please don't cause stress to zooxanthellae and don't pave way to coral bleaching!

Submitted by Jordan (not verified) on

It is sad to see that the beautiful organism called zooxanthellae which coexists with and brings colour to coral is being threatened by humans who of coarse are increasingly developing and producing emissions that decrease water quality in the ocean and therefore threaten the livability of these vital organisms. Shame on humans!

Submitted by Bogg (not verified) on

Shame on you for preaching, but then using resources that may cause problems -whether it is a lot or a little.

Submitted by James (not verified) on


Submitted by Melony (not verified) on
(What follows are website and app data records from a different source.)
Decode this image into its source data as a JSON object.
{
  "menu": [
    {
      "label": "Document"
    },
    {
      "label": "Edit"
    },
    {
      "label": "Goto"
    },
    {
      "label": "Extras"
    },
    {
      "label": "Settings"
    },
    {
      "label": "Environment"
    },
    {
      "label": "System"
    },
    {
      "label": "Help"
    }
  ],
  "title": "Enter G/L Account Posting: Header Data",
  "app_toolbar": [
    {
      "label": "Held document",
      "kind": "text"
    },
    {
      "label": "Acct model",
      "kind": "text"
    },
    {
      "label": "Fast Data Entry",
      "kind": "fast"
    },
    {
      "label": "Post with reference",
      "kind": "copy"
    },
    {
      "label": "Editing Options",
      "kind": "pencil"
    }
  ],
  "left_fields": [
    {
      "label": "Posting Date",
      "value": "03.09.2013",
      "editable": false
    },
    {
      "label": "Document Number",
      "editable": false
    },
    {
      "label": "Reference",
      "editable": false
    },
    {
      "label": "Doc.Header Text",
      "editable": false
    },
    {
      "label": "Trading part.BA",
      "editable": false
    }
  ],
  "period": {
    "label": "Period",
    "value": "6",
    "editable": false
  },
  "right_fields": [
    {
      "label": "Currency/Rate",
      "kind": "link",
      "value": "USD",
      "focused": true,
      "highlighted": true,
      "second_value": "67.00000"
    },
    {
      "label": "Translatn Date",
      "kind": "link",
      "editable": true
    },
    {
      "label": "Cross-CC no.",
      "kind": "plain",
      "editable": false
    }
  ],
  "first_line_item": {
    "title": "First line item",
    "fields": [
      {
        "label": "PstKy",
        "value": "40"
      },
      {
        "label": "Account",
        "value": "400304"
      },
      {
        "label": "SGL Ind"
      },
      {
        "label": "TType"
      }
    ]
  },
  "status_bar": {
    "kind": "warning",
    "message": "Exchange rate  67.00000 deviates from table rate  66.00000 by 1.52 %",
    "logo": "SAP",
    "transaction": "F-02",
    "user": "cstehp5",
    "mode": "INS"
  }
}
This website page really helped me with my project for school. I am so interested in coral reefs and was wondering how coral was made, when I came across the word "zooxanthellae". This really helped me understand more of what this zooxanthellae is. Thanks!